— Supplied data —

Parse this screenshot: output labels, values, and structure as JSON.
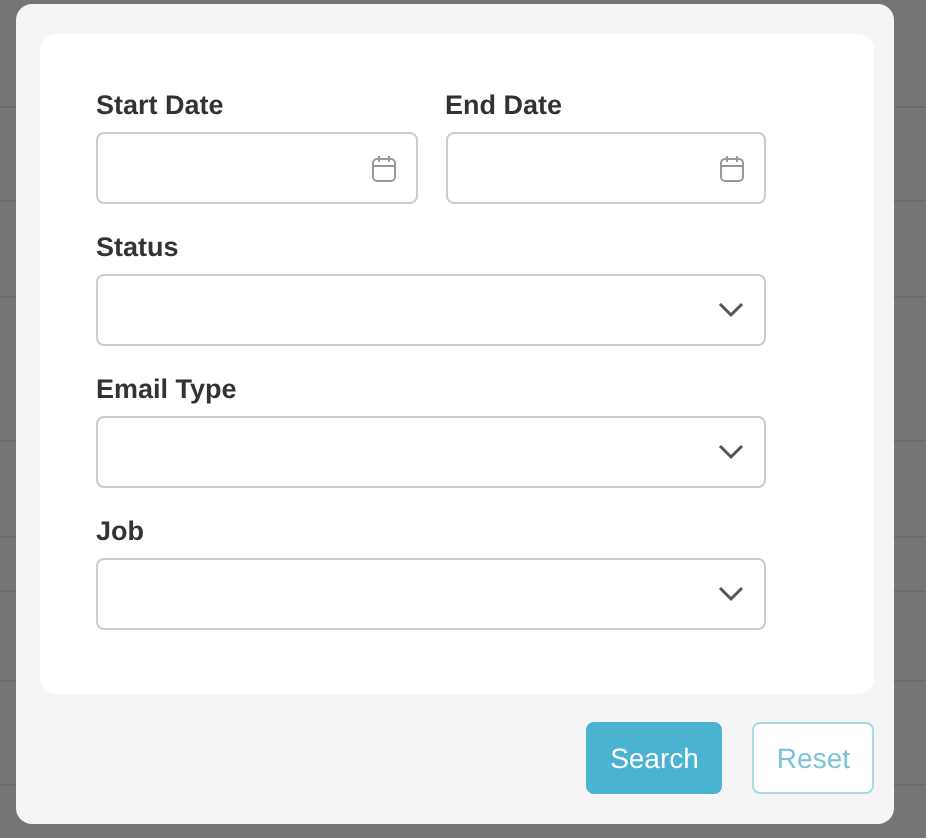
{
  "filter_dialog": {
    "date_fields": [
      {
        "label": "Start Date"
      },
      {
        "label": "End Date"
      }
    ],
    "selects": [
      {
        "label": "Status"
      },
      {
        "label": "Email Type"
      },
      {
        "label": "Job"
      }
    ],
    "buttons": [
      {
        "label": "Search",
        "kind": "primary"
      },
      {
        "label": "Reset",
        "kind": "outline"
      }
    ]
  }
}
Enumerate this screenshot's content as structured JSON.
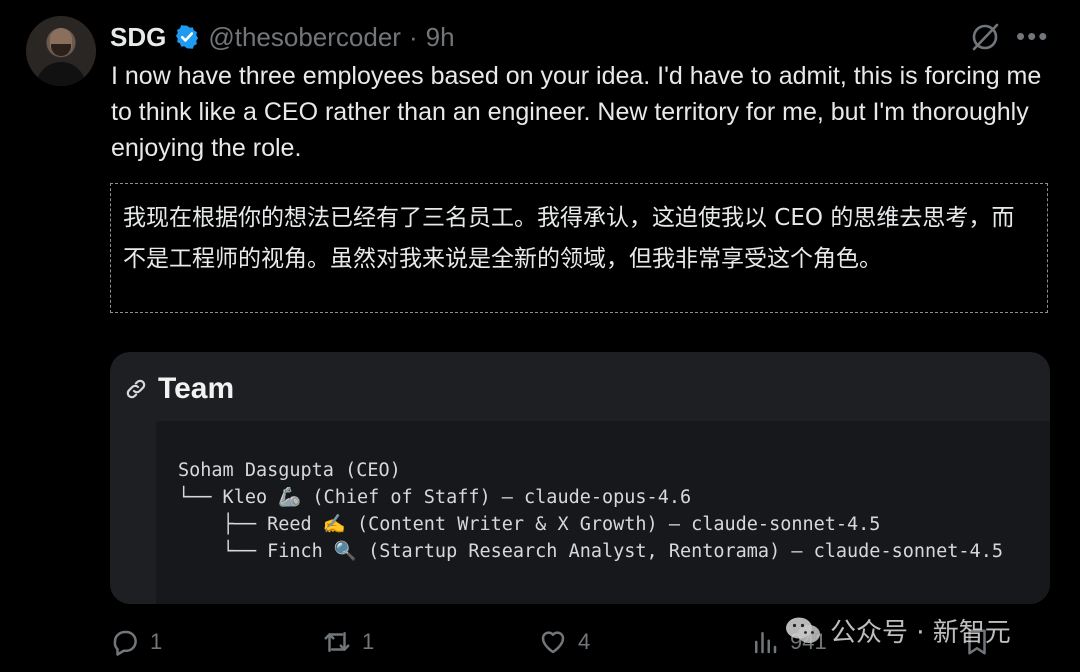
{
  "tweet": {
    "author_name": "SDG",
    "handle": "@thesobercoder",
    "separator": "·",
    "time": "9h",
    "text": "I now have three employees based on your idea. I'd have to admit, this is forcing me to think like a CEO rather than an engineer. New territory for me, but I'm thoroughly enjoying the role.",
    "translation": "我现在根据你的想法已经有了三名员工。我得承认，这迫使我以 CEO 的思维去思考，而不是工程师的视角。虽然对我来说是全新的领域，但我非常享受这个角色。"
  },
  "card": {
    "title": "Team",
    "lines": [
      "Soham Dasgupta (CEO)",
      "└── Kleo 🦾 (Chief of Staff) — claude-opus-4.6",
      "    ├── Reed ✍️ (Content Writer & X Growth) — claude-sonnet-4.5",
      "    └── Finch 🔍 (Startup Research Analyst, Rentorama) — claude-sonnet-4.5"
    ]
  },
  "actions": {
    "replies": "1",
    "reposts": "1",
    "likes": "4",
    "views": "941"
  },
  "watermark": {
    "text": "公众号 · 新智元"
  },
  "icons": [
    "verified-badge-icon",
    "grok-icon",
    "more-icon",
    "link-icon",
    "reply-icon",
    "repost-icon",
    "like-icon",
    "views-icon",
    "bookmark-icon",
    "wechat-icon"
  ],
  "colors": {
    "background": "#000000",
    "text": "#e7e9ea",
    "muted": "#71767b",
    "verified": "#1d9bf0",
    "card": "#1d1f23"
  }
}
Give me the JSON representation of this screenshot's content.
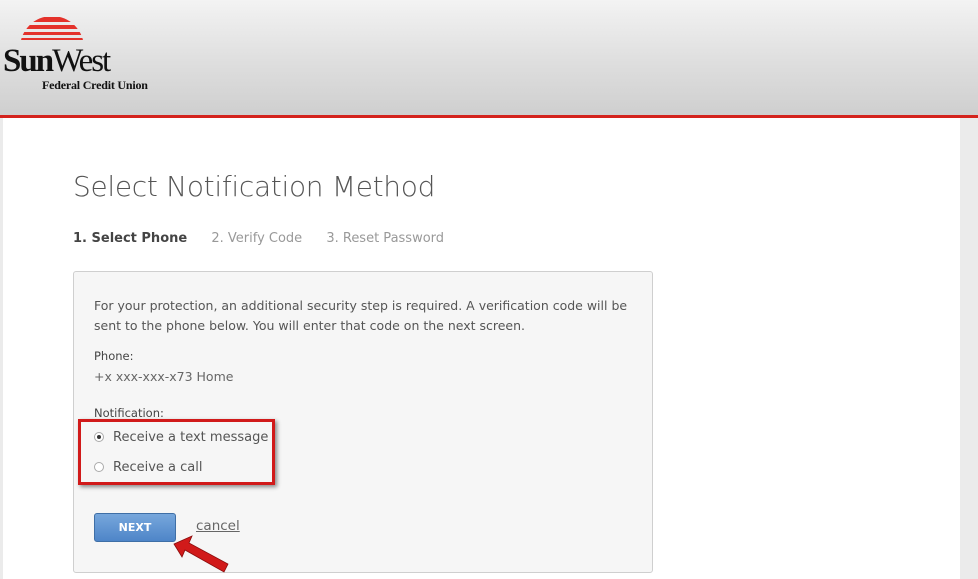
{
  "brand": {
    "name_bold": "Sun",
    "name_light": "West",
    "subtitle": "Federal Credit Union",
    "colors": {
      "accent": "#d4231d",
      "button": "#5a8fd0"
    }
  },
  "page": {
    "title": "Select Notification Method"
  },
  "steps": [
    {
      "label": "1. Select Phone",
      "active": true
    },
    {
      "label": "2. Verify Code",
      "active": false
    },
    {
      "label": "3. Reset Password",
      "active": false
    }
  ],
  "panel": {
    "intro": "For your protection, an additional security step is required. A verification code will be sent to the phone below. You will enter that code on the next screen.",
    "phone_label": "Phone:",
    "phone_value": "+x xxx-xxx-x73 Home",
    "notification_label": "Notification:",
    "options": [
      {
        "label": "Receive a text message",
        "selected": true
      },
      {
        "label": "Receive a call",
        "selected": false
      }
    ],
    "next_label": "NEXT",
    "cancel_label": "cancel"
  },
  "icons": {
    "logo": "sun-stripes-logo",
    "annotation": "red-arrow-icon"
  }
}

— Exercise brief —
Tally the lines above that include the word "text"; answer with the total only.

— Result of this task —
4